GOAL OF THE EXERCISE => Show, from the records below, all lines that contain the word "kwota".

:: DATASET

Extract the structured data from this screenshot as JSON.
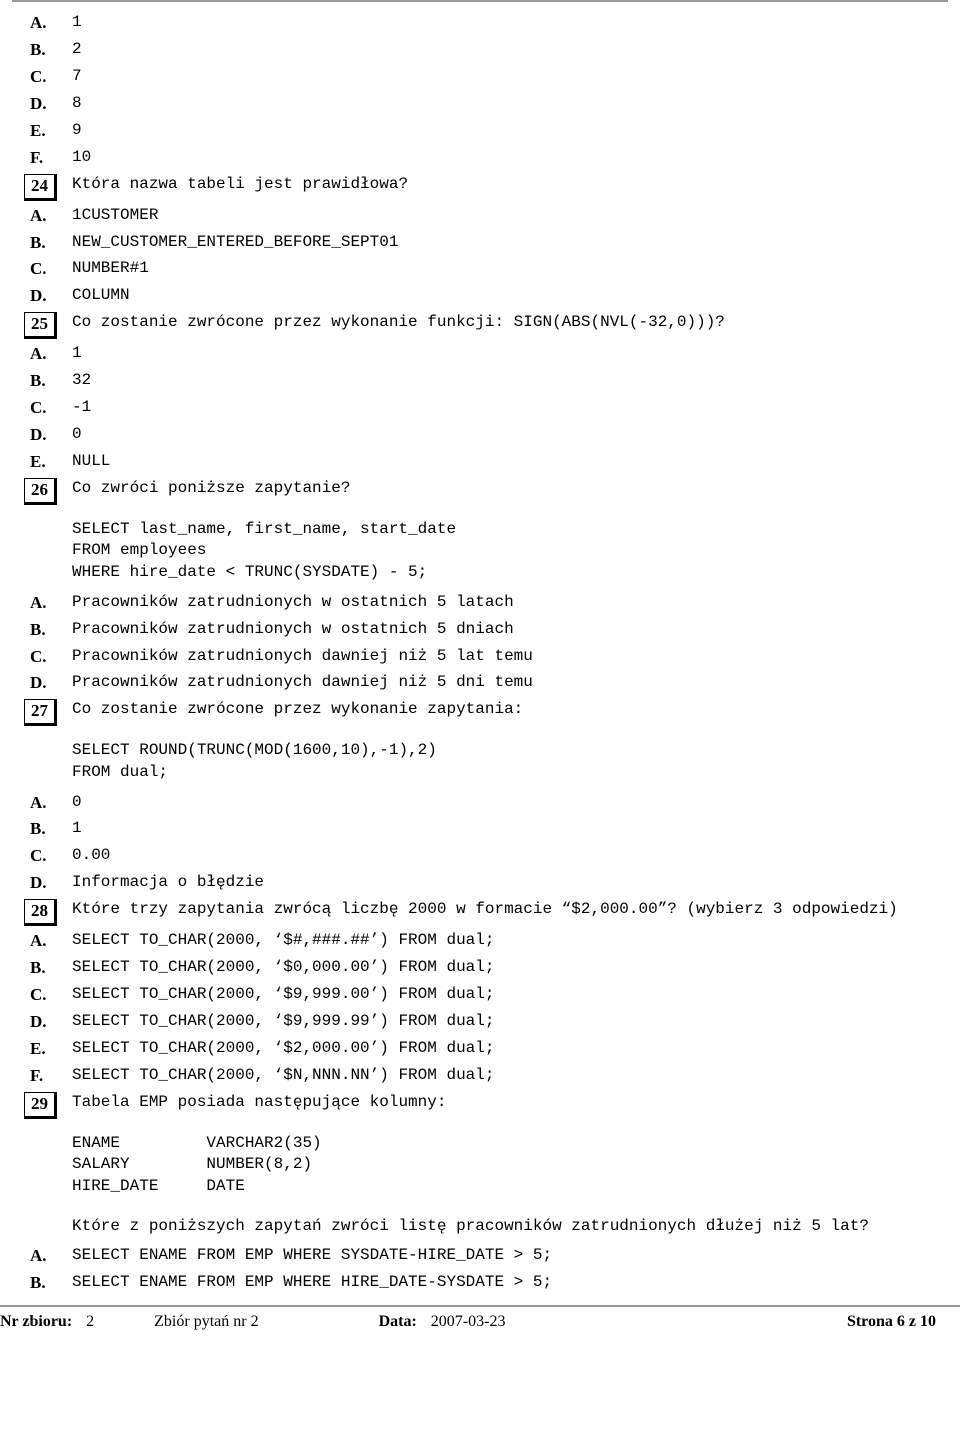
{
  "q23_tail": {
    "A": "1",
    "B": "2",
    "C": "7",
    "D": "8",
    "E": "9",
    "F": "10"
  },
  "q24": {
    "num": "24",
    "q": "Która nazwa tabeli jest prawidłowa?",
    "A": "1CUSTOMER",
    "B": "NEW_CUSTOMER_ENTERED_BEFORE_SEPT01",
    "C": "NUMBER#1",
    "D": "COLUMN"
  },
  "q25": {
    "num": "25",
    "q": "Co zostanie zwrócone przez wykonanie funkcji: SIGN(ABS(NVL(-32,0)))?",
    "A": "1",
    "B": "32",
    "C": "-1",
    "D": "0",
    "E": "NULL"
  },
  "q26": {
    "num": "26",
    "q": "Co zwróci poniższe zapytanie?",
    "code": "SELECT last_name, first_name, start_date\nFROM employees\nWHERE hire_date < TRUNC(SYSDATE) - 5;",
    "A": "Pracowników zatrudnionych w ostatnich 5 latach",
    "B": "Pracowników zatrudnionych w ostatnich 5 dniach",
    "C": "Pracowników zatrudnionych dawniej niż 5 lat temu",
    "D": "Pracowników zatrudnionych dawniej niż 5 dni temu"
  },
  "q27": {
    "num": "27",
    "q": "Co zostanie zwrócone przez wykonanie zapytania:",
    "code": "SELECT ROUND(TRUNC(MOD(1600,10),-1),2)\nFROM dual;",
    "A": "0",
    "B": "1",
    "C": "0.00",
    "D": "Informacja o błędzie"
  },
  "q28": {
    "num": "28",
    "q": "Które trzy zapytania zwrócą liczbę 2000 w formacie “$2,000.00”? (wybierz 3 odpowiedzi)",
    "A": "SELECT TO_CHAR(2000, ‘$#,###.##’) FROM dual;",
    "B": "SELECT TO_CHAR(2000, ‘$0,000.00’) FROM dual;",
    "C": "SELECT TO_CHAR(2000, ‘$9,999.00’) FROM dual;",
    "D": "SELECT TO_CHAR(2000, ‘$9,999.99’) FROM dual;",
    "E": "SELECT TO_CHAR(2000, ‘$2,000.00’) FROM dual;",
    "F": "SELECT TO_CHAR(2000, ‘$N,NNN.NN’) FROM dual;"
  },
  "q29": {
    "num": "29",
    "q": "Tabela EMP posiada następujące kolumny:",
    "cols": "ENAME         VARCHAR2(35)\nSALARY        NUMBER(8,2)\nHIRE_DATE     DATE",
    "q2": "Które z poniższych zapytań zwróci listę pracowników zatrudnionych dłużej niż 5 lat?",
    "A": "SELECT ENAME FROM EMP WHERE SYSDATE-HIRE_DATE > 5;",
    "B": "SELECT ENAME FROM EMP WHERE HIRE_DATE-SYSDATE > 5;"
  },
  "footer": {
    "nr_zbioru_label": "Nr zbioru:",
    "nr_zbioru_value": "2",
    "zbior_label": "Zbiór pytań nr 2",
    "data_label": "Data:",
    "data_value": "2007-03-23",
    "page_label": "Strona 6 z 10"
  }
}
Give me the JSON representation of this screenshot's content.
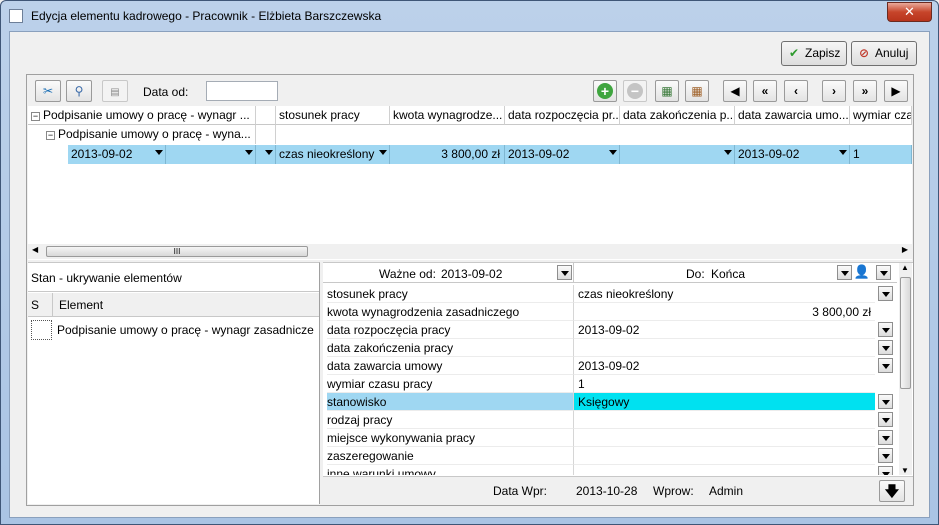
{
  "window": {
    "title": "Edycja elementu kadrowego - Pracownik - Elżbieta Barszczewska",
    "close_glyph": "✕"
  },
  "actions": {
    "save_label": "Zapisz",
    "cancel_label": "Anuluj"
  },
  "toolbar": {
    "date_from_label": "Data od:",
    "date_from_value": ""
  },
  "grid": {
    "tree": [
      "Podpisanie umowy o pracę - wynagr ...",
      "Podpisanie umowy o pracę - wyna..."
    ],
    "columns": [
      "stosunek pracy",
      "kwota wynagrodze...",
      "data rozpoczęcia pr...",
      "data zakończenia p...",
      "data zawarcia umo...",
      "wymiar czas"
    ],
    "selected_row": {
      "date": "2013-09-02",
      "stosunek": "czas nieokreślony",
      "kwota": "3 800,00 zł",
      "rozpoczecie": "2013-09-02",
      "zakonczenie": "",
      "zawarcie": "2013-09-02",
      "wymiar": "1"
    },
    "hscroll_grip": "III"
  },
  "left_panel": {
    "title": "Stan - ukrywanie elementów",
    "col_s": "S",
    "col_element": "Element",
    "items": [
      "Podpisanie umowy o pracę - wynagr zasadnicze"
    ]
  },
  "detail": {
    "valid_from_label": "Ważne od:",
    "valid_from_value": "2013-09-02",
    "to_label": "Do:",
    "to_value": "Końca",
    "rows": [
      {
        "key": "stosunek pracy",
        "value": "czas nieokreślony"
      },
      {
        "key": "kwota wynagrodzenia zasadniczego",
        "value": "3 800,00 zł"
      },
      {
        "key": "data rozpoczęcia pracy",
        "value": "2013-09-02"
      },
      {
        "key": "data zakończenia pracy",
        "value": ""
      },
      {
        "key": "data zawarcia umowy",
        "value": "2013-09-02"
      },
      {
        "key": "wymiar czasu pracy",
        "value": "1"
      },
      {
        "key": "stanowisko",
        "value": "Księgowy"
      },
      {
        "key": "rodzaj pracy",
        "value": ""
      },
      {
        "key": "miejsce wykonywania pracy",
        "value": ""
      },
      {
        "key": "zaszeregowanie",
        "value": ""
      },
      {
        "key": "inne warunki umowy",
        "value": ""
      }
    ]
  },
  "footer": {
    "data_wpr_label": "Data Wpr:",
    "data_wpr_value": "2013-10-28",
    "wprow_label": "Wprow:",
    "wprow_value": "Admin"
  },
  "colors": {
    "selection": "#9fd7f2",
    "highlight": "#00e1f0"
  }
}
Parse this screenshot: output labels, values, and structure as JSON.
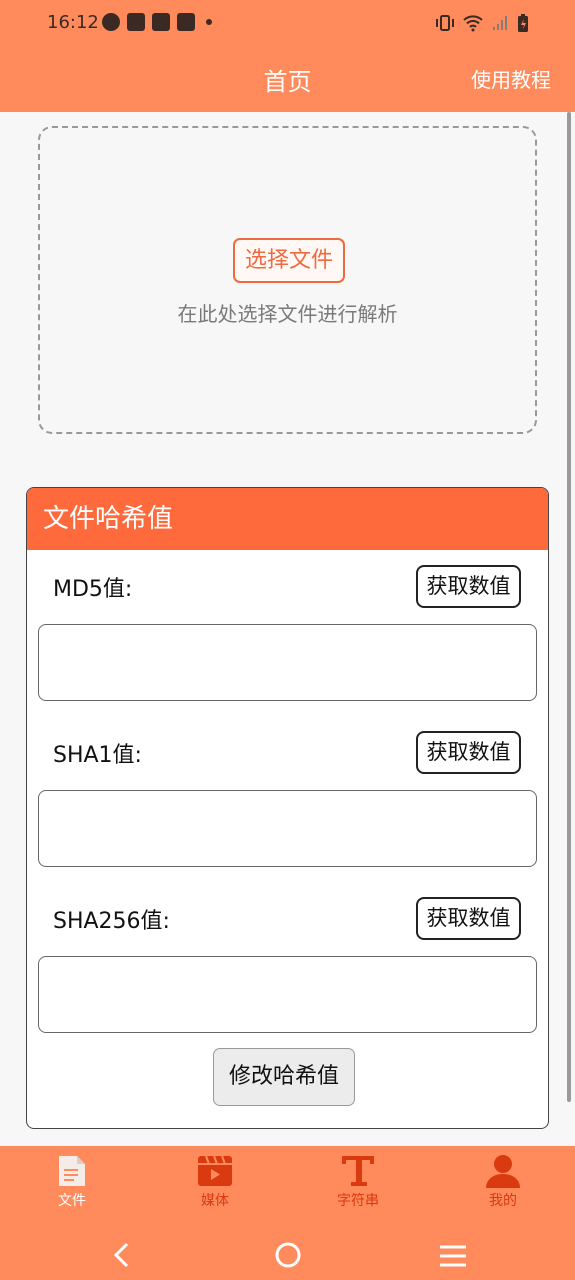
{
  "status": {
    "time": "16:12"
  },
  "header": {
    "title": "首页",
    "help": "使用教程"
  },
  "drop": {
    "button": "选择文件",
    "hint": "在此处选择文件进行解析"
  },
  "hash": {
    "title": "文件哈希值",
    "rows": [
      {
        "label": "MD5值:",
        "button": "获取数值",
        "value": ""
      },
      {
        "label": "SHA1值:",
        "button": "获取数值",
        "value": ""
      },
      {
        "label": "SHA256值:",
        "button": "获取数值",
        "value": ""
      }
    ],
    "modify": "修改哈希值"
  },
  "nav": {
    "items": [
      {
        "label": "文件",
        "icon": "file-icon",
        "active": true
      },
      {
        "label": "媒体",
        "icon": "video-icon",
        "active": false
      },
      {
        "label": "字符串",
        "icon": "text-icon",
        "active": false
      },
      {
        "label": "我的",
        "icon": "user-icon",
        "active": false
      }
    ]
  },
  "colors": {
    "accent": "#ff8a5c",
    "header": "#ff6a3d",
    "nav_active": "#ffffff",
    "nav_inactive": "#d93a10"
  }
}
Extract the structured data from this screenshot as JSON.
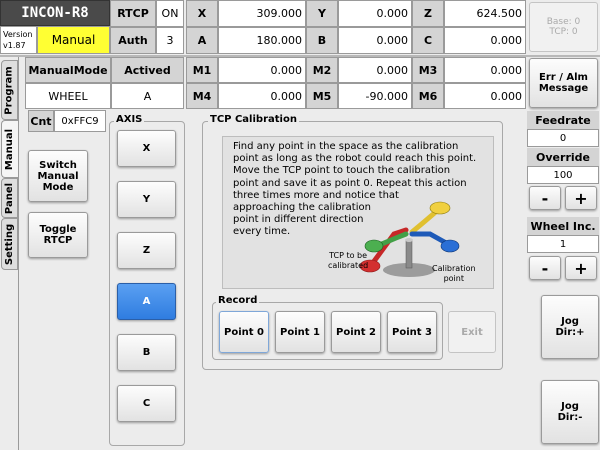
{
  "header": {
    "title": "INCON-R8",
    "version": "Version v1.87",
    "mode": "Manual",
    "rtcp_label": "RTCP",
    "rtcp_value": "ON",
    "auth_label": "Auth",
    "auth_value": "3",
    "manualmode_label": "ManualMode",
    "manualmode_value": "WHEEL",
    "actived_label": "Actived",
    "actived_value": "A",
    "cnt_label": "Cnt",
    "cnt_value": "0xFFC9"
  },
  "coords": [
    {
      "label": "X",
      "value": "309.000"
    },
    {
      "label": "Y",
      "value": "0.000"
    },
    {
      "label": "Z",
      "value": "624.500"
    },
    {
      "label": "A",
      "value": "180.000"
    },
    {
      "label": "B",
      "value": "0.000"
    },
    {
      "label": "C",
      "value": "0.000"
    }
  ],
  "motors": [
    {
      "label": "M1",
      "value": "0.000"
    },
    {
      "label": "M2",
      "value": "0.000"
    },
    {
      "label": "M3",
      "value": "0.000"
    },
    {
      "label": "M4",
      "value": "0.000"
    },
    {
      "label": "M5",
      "value": "-90.000"
    },
    {
      "label": "M6",
      "value": "0.000"
    }
  ],
  "base_tcp": {
    "base": "Base: 0",
    "tcp": "TCP: 0"
  },
  "err_button": {
    "line1": "Err / Alm",
    "line2": "Message"
  },
  "feedrate": {
    "label": "Feedrate",
    "value": "0"
  },
  "override": {
    "label": "Override",
    "value": "100",
    "minus": "-",
    "plus": "+"
  },
  "wheel_inc": {
    "label": "Wheel Inc.",
    "value": "1",
    "minus": "-",
    "plus": "+"
  },
  "jog_plus": {
    "line1": "Jog",
    "line2": "Dir:+"
  },
  "jog_minus": {
    "line1": "Jog",
    "line2": "Dir:-"
  },
  "tabs": [
    "Program",
    "Manual",
    "Panel",
    "Setting"
  ],
  "left_buttons": {
    "switch": {
      "line1": "Switch",
      "line2": "Manual",
      "line3": "Mode"
    },
    "toggle": {
      "line1": "Toggle",
      "line2": "RTCP"
    }
  },
  "axis": {
    "label": "AXIS",
    "items": [
      "X",
      "Y",
      "Z",
      "A",
      "B",
      "C"
    ],
    "selected": "A"
  },
  "tcp": {
    "title": "TCP Calibration",
    "instructions": [
      "Find any point in the space as the calibration",
      "point as long as the robot could reach this point.",
      "Move the TCP point to touch the calibration",
      "point and save it as point 0. Repeat this action",
      "three times more and notice that",
      "approaching the calibration",
      "point in different direction",
      "every time."
    ],
    "callout_tcp1": "TCP to be",
    "callout_tcp2": "calibrated",
    "callout_cal1": "Calibration",
    "callout_cal2": "point",
    "record_label": "Record",
    "points": [
      "Point 0",
      "Point 1",
      "Point 2",
      "Point 3"
    ],
    "exit": "Exit"
  }
}
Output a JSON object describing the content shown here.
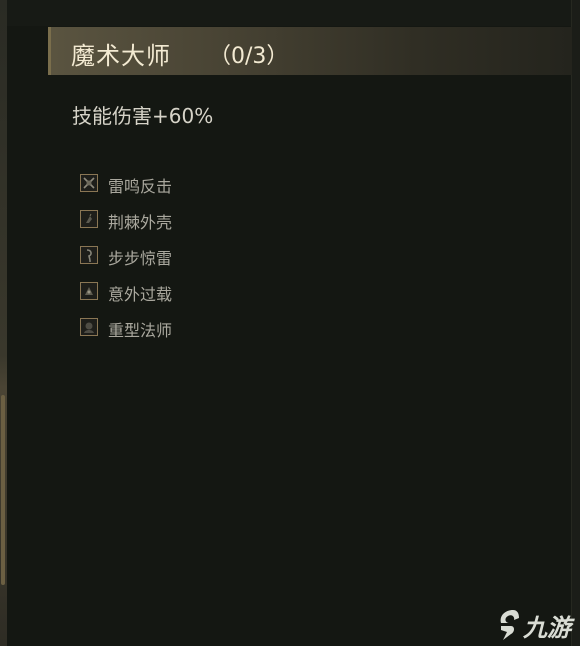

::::

EXERCISE RESULT =>
      "kwota wynagrodze...",
      "kwota": "3 800,00 zł",
        "key": "kwota wynagrodzenia zasadniczego",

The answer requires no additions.